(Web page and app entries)
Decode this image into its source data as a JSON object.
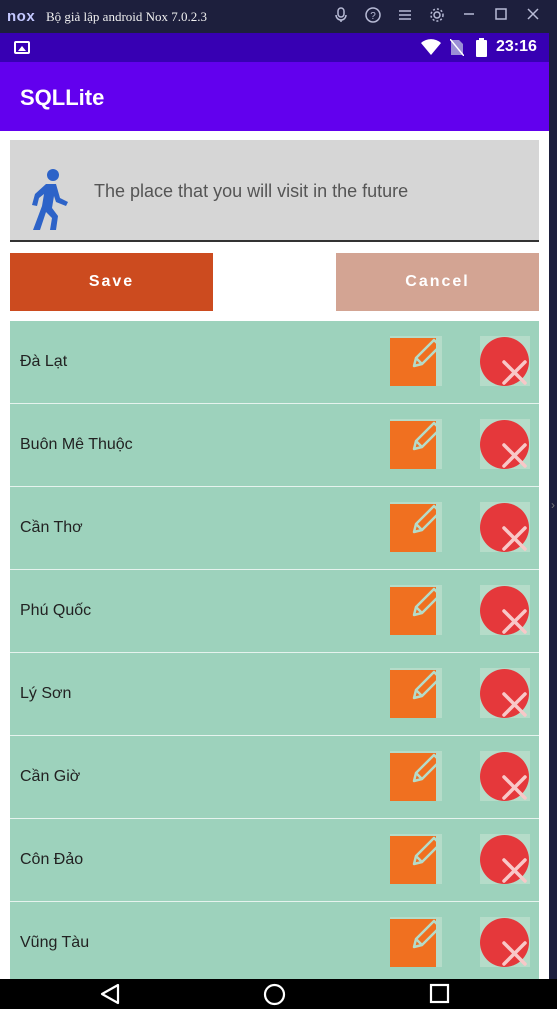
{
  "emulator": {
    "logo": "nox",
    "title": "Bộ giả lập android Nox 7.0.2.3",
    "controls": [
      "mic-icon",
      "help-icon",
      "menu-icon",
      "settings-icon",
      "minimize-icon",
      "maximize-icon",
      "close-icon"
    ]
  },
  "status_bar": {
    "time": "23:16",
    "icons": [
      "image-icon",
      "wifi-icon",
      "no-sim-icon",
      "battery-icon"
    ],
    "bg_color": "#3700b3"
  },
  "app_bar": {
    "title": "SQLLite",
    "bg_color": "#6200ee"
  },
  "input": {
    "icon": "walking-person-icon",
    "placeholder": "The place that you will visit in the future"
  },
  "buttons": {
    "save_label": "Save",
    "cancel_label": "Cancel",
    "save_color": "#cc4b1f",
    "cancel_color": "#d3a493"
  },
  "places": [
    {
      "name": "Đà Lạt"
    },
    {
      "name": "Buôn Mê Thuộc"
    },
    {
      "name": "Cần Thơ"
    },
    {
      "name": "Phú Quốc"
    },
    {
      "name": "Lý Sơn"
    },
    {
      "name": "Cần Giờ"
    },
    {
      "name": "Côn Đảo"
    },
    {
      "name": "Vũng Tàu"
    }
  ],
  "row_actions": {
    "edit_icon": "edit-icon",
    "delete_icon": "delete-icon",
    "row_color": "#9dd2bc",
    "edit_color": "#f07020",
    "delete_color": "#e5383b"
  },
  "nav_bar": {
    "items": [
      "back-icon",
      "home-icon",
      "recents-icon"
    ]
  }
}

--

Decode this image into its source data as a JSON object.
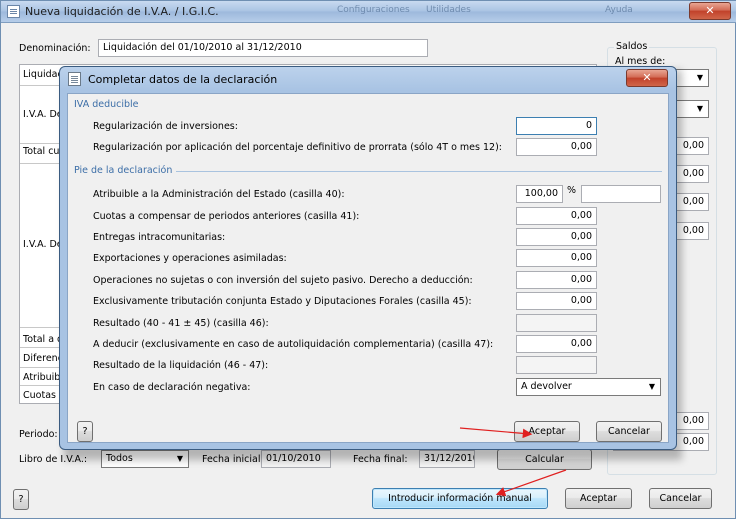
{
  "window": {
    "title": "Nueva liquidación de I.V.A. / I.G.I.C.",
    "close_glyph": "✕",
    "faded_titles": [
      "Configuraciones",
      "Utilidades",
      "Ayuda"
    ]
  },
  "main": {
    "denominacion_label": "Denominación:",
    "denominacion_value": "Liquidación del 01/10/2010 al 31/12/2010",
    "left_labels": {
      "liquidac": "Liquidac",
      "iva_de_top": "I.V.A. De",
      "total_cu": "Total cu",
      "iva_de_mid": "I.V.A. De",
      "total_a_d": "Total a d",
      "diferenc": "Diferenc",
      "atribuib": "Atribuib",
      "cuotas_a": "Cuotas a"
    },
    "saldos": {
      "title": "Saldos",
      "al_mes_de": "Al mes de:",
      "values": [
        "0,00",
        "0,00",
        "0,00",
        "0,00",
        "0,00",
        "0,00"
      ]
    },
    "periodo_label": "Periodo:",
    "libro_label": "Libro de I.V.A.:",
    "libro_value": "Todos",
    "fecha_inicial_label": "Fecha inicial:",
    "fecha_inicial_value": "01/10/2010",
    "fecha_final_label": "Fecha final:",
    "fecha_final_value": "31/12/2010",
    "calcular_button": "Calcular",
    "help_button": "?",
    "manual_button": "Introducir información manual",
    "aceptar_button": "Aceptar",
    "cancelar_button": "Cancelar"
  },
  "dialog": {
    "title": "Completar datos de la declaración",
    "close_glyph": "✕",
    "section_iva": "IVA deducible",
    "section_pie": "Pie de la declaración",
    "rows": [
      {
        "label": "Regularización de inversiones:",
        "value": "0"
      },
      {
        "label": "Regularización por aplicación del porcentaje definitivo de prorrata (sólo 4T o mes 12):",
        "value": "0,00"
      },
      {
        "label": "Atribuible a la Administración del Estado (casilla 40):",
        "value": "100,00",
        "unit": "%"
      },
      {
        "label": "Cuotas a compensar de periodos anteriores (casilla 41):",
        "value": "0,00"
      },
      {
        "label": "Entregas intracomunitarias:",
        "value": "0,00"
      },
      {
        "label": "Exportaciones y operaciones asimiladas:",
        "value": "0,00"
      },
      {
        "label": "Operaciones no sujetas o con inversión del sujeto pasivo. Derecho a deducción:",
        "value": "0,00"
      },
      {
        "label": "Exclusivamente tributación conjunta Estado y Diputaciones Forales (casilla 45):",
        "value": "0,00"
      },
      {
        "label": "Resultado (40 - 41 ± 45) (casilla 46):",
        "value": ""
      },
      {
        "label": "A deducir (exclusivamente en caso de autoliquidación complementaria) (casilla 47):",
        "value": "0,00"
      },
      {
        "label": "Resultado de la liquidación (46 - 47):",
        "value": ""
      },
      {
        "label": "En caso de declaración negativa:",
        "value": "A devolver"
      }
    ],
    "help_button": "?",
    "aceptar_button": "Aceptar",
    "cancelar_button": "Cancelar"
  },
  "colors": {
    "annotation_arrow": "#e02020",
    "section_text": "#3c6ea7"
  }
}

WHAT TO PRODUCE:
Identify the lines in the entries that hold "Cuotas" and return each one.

EXERCISE RESPONSE:
      "cuotas_a": "Cuotas a"
        "label": "Cuotas a compensar de periodos anteriores (casilla 41):",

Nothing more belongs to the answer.